**Task description:** Reply with one number: the count of lines in the records below that hold "YouTube".

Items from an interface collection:
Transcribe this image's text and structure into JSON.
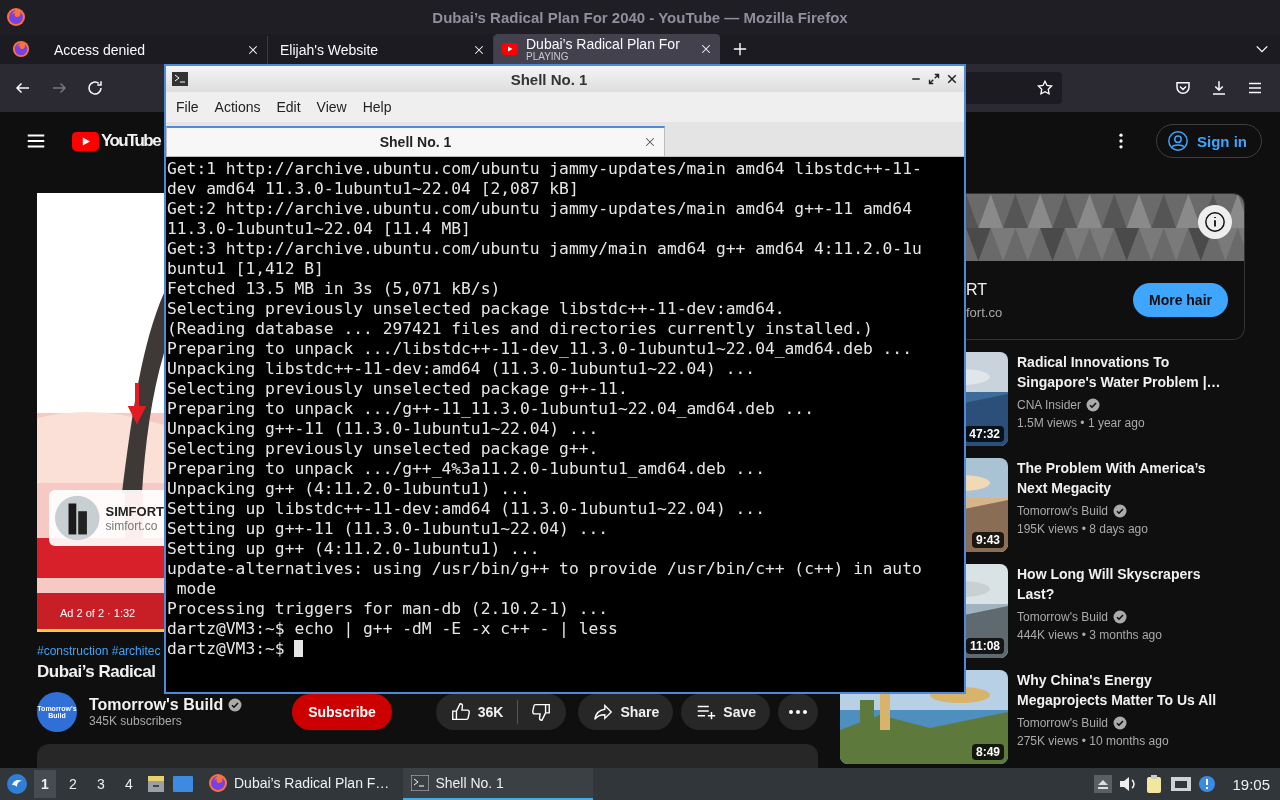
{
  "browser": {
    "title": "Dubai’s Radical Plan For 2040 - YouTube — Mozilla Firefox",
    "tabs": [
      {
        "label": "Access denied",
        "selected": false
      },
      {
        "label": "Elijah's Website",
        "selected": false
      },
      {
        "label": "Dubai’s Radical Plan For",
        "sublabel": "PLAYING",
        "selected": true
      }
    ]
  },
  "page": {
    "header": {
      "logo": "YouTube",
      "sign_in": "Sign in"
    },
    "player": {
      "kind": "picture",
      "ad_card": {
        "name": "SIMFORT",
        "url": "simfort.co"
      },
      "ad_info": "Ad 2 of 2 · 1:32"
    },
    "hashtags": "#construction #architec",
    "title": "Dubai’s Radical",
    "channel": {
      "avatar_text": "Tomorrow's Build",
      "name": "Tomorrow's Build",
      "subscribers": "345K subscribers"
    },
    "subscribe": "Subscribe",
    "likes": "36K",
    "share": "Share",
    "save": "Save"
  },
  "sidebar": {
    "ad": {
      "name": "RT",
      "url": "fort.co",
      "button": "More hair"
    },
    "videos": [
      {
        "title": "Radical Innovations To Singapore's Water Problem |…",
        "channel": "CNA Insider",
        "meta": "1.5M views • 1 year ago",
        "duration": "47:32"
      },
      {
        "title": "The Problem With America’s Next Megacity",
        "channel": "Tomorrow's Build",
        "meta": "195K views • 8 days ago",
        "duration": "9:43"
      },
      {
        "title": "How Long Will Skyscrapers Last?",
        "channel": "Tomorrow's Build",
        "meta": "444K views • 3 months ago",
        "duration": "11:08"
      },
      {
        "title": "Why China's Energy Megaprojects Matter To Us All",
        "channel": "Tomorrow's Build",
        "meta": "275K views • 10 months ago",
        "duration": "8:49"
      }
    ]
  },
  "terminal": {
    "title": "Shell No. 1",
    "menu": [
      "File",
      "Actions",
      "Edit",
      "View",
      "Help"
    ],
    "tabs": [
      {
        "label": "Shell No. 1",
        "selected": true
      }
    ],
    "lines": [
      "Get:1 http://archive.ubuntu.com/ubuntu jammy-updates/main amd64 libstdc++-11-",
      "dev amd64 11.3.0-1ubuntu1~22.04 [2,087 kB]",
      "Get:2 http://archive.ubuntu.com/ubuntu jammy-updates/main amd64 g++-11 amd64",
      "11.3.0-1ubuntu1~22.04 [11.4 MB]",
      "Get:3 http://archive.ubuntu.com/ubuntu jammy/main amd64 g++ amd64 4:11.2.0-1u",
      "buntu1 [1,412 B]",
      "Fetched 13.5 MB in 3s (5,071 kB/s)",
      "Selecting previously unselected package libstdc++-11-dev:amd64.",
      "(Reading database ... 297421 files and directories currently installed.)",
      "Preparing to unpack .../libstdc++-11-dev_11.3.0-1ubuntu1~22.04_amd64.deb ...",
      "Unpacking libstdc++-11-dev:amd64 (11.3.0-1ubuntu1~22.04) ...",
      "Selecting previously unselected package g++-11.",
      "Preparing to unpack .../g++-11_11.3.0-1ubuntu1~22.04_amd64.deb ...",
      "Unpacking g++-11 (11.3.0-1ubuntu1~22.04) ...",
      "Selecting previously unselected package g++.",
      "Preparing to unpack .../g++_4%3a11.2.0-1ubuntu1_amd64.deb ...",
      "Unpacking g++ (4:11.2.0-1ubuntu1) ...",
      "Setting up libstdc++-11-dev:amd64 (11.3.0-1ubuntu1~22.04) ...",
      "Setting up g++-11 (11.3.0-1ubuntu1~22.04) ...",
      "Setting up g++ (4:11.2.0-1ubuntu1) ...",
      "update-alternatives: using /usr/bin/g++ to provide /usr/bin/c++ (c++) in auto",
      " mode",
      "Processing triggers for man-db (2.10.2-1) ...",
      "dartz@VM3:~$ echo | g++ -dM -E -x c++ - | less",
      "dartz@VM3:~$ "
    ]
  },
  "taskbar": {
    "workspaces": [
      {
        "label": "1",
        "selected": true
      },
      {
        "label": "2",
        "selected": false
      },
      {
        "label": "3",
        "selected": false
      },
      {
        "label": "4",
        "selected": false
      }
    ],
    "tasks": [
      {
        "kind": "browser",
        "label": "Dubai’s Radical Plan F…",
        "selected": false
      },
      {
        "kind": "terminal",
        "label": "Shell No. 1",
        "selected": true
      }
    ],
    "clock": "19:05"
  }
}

**Written solution:** 2